This question came up during public records training at a public organization in Washington state, but I am interested in the general case. That said, I've provided the specific hypothetical about public records at the end in case it is useful for understanding the question.
Suppose you are an employee of a state-run organization (but not a police officer), and your superiors instruct you to perform activity X. Performing X is a routine activity that your organization is legally required to perform, but suppose that in the specific instance of this activity you realize that one of the steps in performing X is likely itself illegal. However, you are not a lawyer, so you are not certain whether the law compels you to perform X or compels you not to perform X. For the sake of argument, let us suppose that your superiors (who themselves may or may not know whether X is legal) are aware of the problem but refuse to provide instructions more specific than that you must both obey the law.

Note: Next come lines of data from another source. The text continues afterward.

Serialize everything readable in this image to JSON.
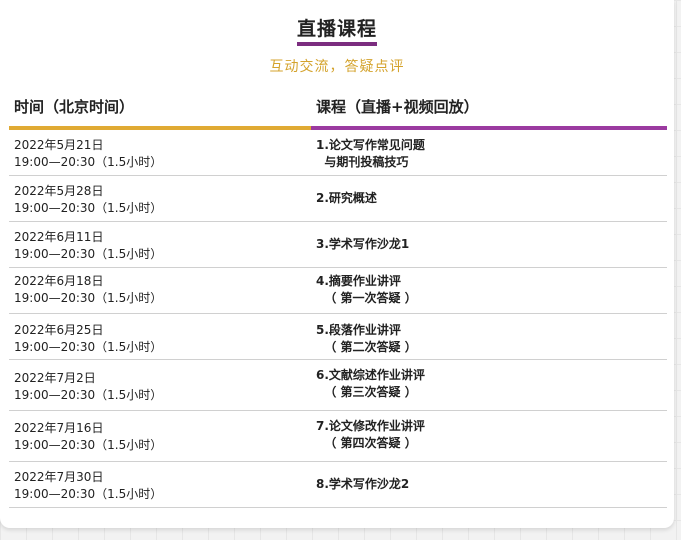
{
  "header": {
    "title": "直播课程",
    "subtitle": "互动交流，答疑点评"
  },
  "table": {
    "col_time": "时间（北京时间）",
    "col_course": "课程（直播+视频回放）",
    "colors": {
      "time_bar": "#e0aa33",
      "course_bar": "#9b3aa0",
      "title_underline": "#7b2d7f",
      "subtitle": "#d4a32d"
    },
    "rows": [
      {
        "date": "2022年5月21日",
        "time": "19:00—20:30（1.5小时）",
        "course1": "1.论文写作常见问题",
        "course2": "  与期刊投稿技巧"
      },
      {
        "date": "2022年5月28日",
        "time": "19:00—20:30（1.5小时）",
        "course1": "2.研究概述",
        "course2": ""
      },
      {
        "date": "2022年6月11日",
        "time": "19:00—20:30（1.5小时）",
        "course1": "3.学术写作沙龙1",
        "course2": ""
      },
      {
        "date": "2022年6月18日",
        "time": "19:00—20:30（1.5小时）",
        "course1": "4.摘要作业讲评",
        "course2": "  （ 第一次答疑 ）"
      },
      {
        "date": "2022年6月25日",
        "time": "19:00—20:30（1.5小时）",
        "course1": "5.段落作业讲评",
        "course2": "  （ 第二次答疑 ）"
      },
      {
        "date": "2022年7月2日",
        "time": "19:00—20:30（1.5小时）",
        "course1": "6.文献综述作业讲评",
        "course2": "  （ 第三次答疑 ）"
      },
      {
        "date": "2022年7月16日",
        "time": "19:00—20:30（1.5小时）",
        "course1": "7.论文修改作业讲评",
        "course2": "  （ 第四次答疑 ）"
      },
      {
        "date": "2022年7月30日",
        "time": "19:00—20:30（1.5小时）",
        "course1": "8.学术写作沙龙2",
        "course2": ""
      }
    ]
  }
}
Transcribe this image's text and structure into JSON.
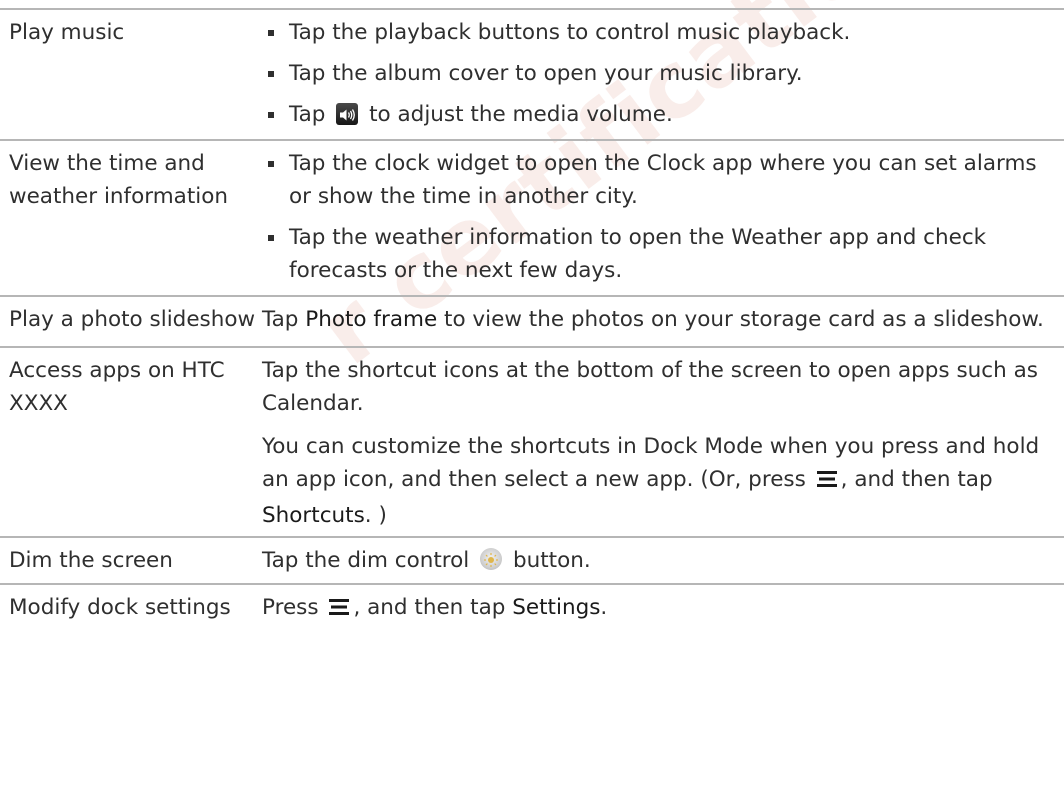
{
  "rows": [
    {
      "action": "Play music",
      "bullets": [
        "Tap the playback buttons to control music playback.",
        "Tap the album cover to open your music library.",
        {
          "before": "Tap",
          "icon": "speaker-volume-icon",
          "after": "to adjust the media volume."
        }
      ]
    },
    {
      "action": "View the time and weather information",
      "bullets": [
        "Tap the clock widget to open the Clock app where you can set alarms or show the time in another city.",
        "Tap the weather information to open the Weather app and check forecasts or the next few days."
      ]
    },
    {
      "action": "Play a photo slideshow",
      "desc": {
        "before": "Tap",
        "term": "Photo frame",
        "after": "to view the photos on your storage card as a slideshow."
      }
    },
    {
      "action": "Access apps on HTC XXXX",
      "paragraphs": [
        "Tap the shortcut icons at the bottom of the screen to open apps such as Calendar.",
        "You can customize the shortcuts in Dock Mode when you press and hold an app icon, and then select a new app."
      ],
      "note": {
        "before": "(Or, press",
        "icon": "menu-icon",
        "middle": ", and then tap",
        "term": "Shortcuts",
        "after": ". )"
      }
    },
    {
      "action": "Dim the screen",
      "desc": {
        "before": "Tap the dim control",
        "icon": "brightness-icon",
        "after": "button."
      }
    },
    {
      "action": "Modify dock settings",
      "desc": {
        "before": "Press",
        "icon": "menu-icon",
        "middle": ", and then tap",
        "term": "Settings",
        "after": "."
      }
    }
  ],
  "watermark": "r certification re",
  "colors": {
    "text": "#2f2f2f",
    "rule": "#b6b6b6",
    "watermark": "#e8beb2"
  }
}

In such a situation, are your superiors acting lawfully? If you act in good faith, is there a way to know if you are liable, or is this strictly dependent on the specifics of X (and if so, what is important to know about X)?
(I'm interested in the general case for this question, not the specific laws about public records, which may have a specific carve-out regarding liability. But in case it help to understand the abstractions: the question involved a hypothetical where a public records were stored on a private server by a past employee, and a public records request now requires you to produce them; your superiors tell you that the records are legally responsive and that producing them is part of your job, which is probably all true, but they won't specifically tell you to get them or not to get them, and you suspect that getting them would be illegal.)